<intent-filter>
  <action android:name="android.intent.action.VIEW" />
  <data android:host="point" android:scheme="abc" />
  <category android:name="android.intent.category.DEFAULT" />
</intent-filter>

The URI can then be retrieved through the getData method on the received intent, in order to extract the id parameter, and this is used to find and display the desired information.

Some of the NFC features were introduced in API level 9, and the other were introduced in API level 10. The Android SDK develper guide describes how to declare an application to require this API level as well as NFC permission and hardware. This is however not what we want for our application. We want to use NFC if it is available, but the application should install and work without NFC and on old devices at lower API levels. The NFC permission must be declared to get NFC to work when it is available. The platform will use the permission declaration to implicitly derive the NFC hardware requirement, but the application can override this by explicitly declaring that NFC hardware is not required. Finally, the required API level can be kept at a low level while still allowing the application to use the NFC features in API level 10, by using the targetSdkVersion attribute. The result is the following declarations:

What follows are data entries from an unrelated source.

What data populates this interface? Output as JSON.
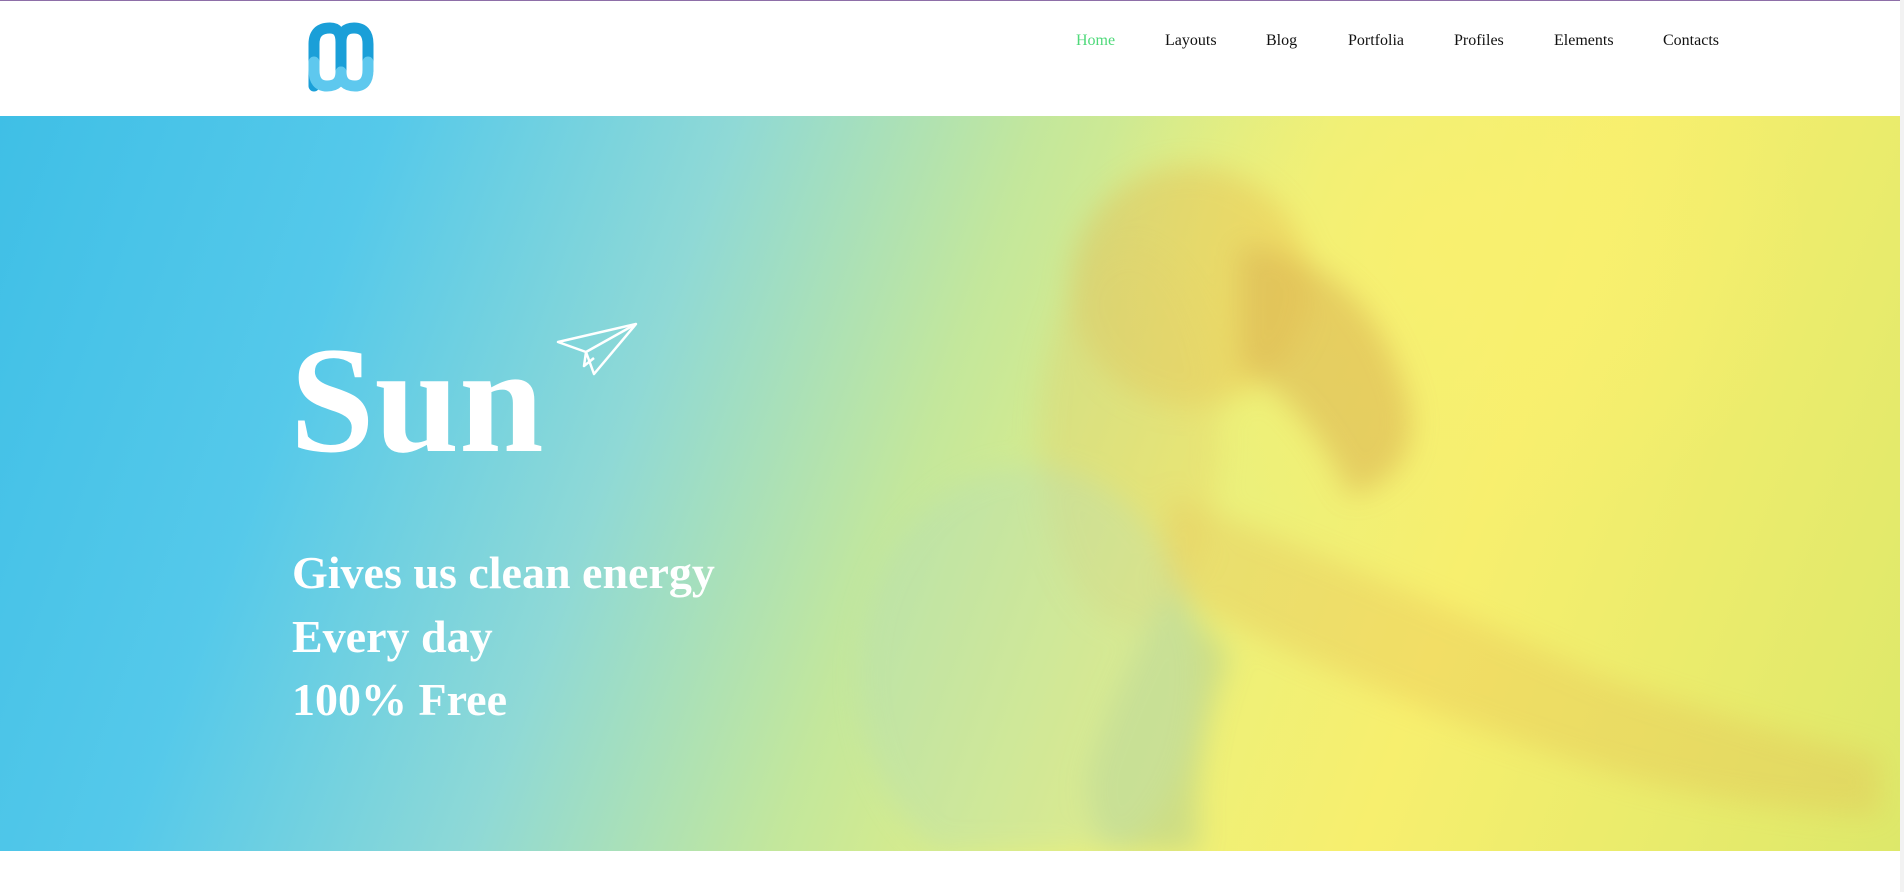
{
  "header": {
    "logo_icon": "mw-logo-icon",
    "nav": [
      {
        "label": "Home",
        "active": true
      },
      {
        "label": "Layouts",
        "active": false
      },
      {
        "label": "Blog",
        "active": false
      },
      {
        "label": "Portfolia",
        "active": false
      },
      {
        "label": "Profiles",
        "active": false
      },
      {
        "label": "Elements",
        "active": false
      },
      {
        "label": "Contacts",
        "active": false
      }
    ]
  },
  "hero": {
    "title": "Sun",
    "icon": "paper-plane-icon",
    "lines": [
      "Gives us clean energy",
      "Every day",
      "100% Free"
    ]
  },
  "colors": {
    "nav_active": "#4fd97a",
    "logo_dark": "#1a9fd8",
    "logo_light": "#5ec8ee",
    "hero_blue": "#3fbfe6",
    "hero_yellow": "#f7ef6e"
  }
}
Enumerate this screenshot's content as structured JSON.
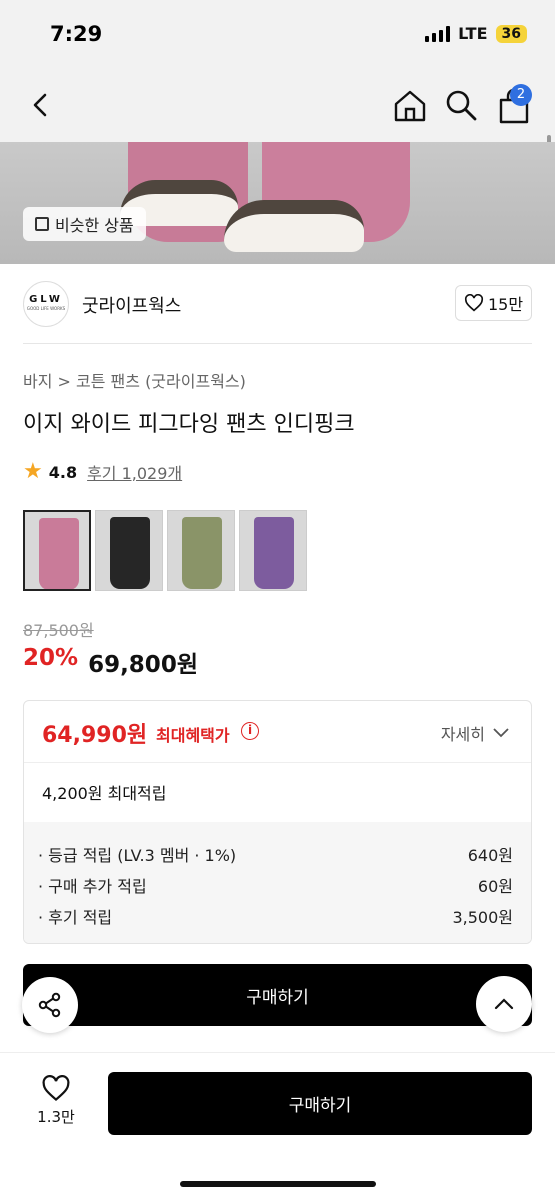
{
  "status_bar": {
    "time": "7:29",
    "network": "LTE",
    "battery": "36"
  },
  "nav": {
    "cart_count": "2"
  },
  "image": {
    "similar_label": "비슷한 상품"
  },
  "brand": {
    "logo_text": "GLW",
    "logo_sub": "GOOD LIFE WORKS",
    "name": "굿라이프웍스",
    "likes": "15만"
  },
  "product": {
    "breadcrumb": "바지 > 코튼 팬츠 (굿라이프웍스)",
    "title": "이지 와이드 피그다잉 팬츠 인디핑크",
    "rating": "4.8",
    "review_link": "후기 1,029개",
    "color_swatches": [
      {
        "name": "pink",
        "color": "#c97b99"
      },
      {
        "name": "black",
        "color": "#262626"
      },
      {
        "name": "khaki",
        "color": "#8a9468"
      },
      {
        "name": "purple",
        "color": "#7d5c9e"
      }
    ],
    "original_price": "87,500원",
    "discount": "20%",
    "sale_price": "69,800원"
  },
  "benefit": {
    "best_price": "64,990원",
    "best_label": "최대혜택가",
    "detail_toggle": "자세히",
    "points_max": "4,200원 최대적립",
    "points": [
      {
        "label": "· 등급 적립 (LV.3 멤버 · 1%)",
        "value": "640원"
      },
      {
        "label": "· 구매 추가 적립",
        "value": "60원"
      },
      {
        "label": "· 후기 적립",
        "value": "3,500원"
      }
    ]
  },
  "actions": {
    "buy_main": "구매하기",
    "wish_count": "1.3만",
    "buy_bottom": "구매하기"
  },
  "colors": {
    "accent_red": "#e02424",
    "badge_blue": "#2f6fe0",
    "button_black": "#000000"
  }
}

<uses-permission android:name="android.permission.NFC" />
<uses-feature android:name="android.hardware.nfc" android:required="false" />
<uses-sdk android:minsdkversion="4" android:targetsdkversion="10" />

The application can then be compiled with the API level 10 SDK, but can still be installed on anything with API level 4 or higher. In order to make use of NFC, the application will have to use classes in the android.nfc package, which is not available before API level 9. This may cause a  VerificationError on the application if it is not handled correctly. The solution is to put all dependencies on NFC into separate application classes that are only loaded on devices that actually support NFC. This works because the Dalvik VM only loads and verifies the application classes the first time any method or member in them are accessed. So even though some application classes would not compile on the API level of the device, the application will still run without errors as long as the classes using a higher API level are not touched. The application can check the API level of the device at runtime through the constant ”Build.VERSION.SDK_INT”. The application can also check if the NFC feature is available through the ”PacketManager.hasSystemFeature” method. Note that this method is only available from API level 5, so the API level must be checked first, and the feature check needs to be in a separate application class that is not loaded on lower API level devices.

The QR code alternative does not have the same problem with API levels (as the ZXing barcode reader only requires API level 3), but it will obviously only work if the barcode reader is installed. If the integration is implemented by starting the scan from ZXing, which then sends a ”VIEW” intent, then the application is not required to check anything. However in the other integration option, where the application sends an intent to the barcoder reader to initiate the scan, the application must check at runtime if the barcode reader is available. This check can be done with the ”PacketManager.queryIntentActivities” method. When the result of this check is negative, the application could disable any ”scan” button or anything else in the user interface used to initiate a scan operation. The application could also provide a link to the barcode reader in Android market to make it easy for the user to enable the QR code scanning feature. The link could be made like this:

Intent intent = new Intent(Intent.ACTION_VIEW);
intent.setData(Uri.parse("market://search?q=pname:com.google.zxing.client.android"));
startActivity(intent);

In summary, I found that the NFC capability could indeed be used to add a new feature to our application. It would make the application easier to use, and it could be implemented without limiting the availablility of the application to phones that have NFC hardware. If QR codes are used as a complement to NFC tags, then the same functionality could be implemented for phones without NFC.

/Mikael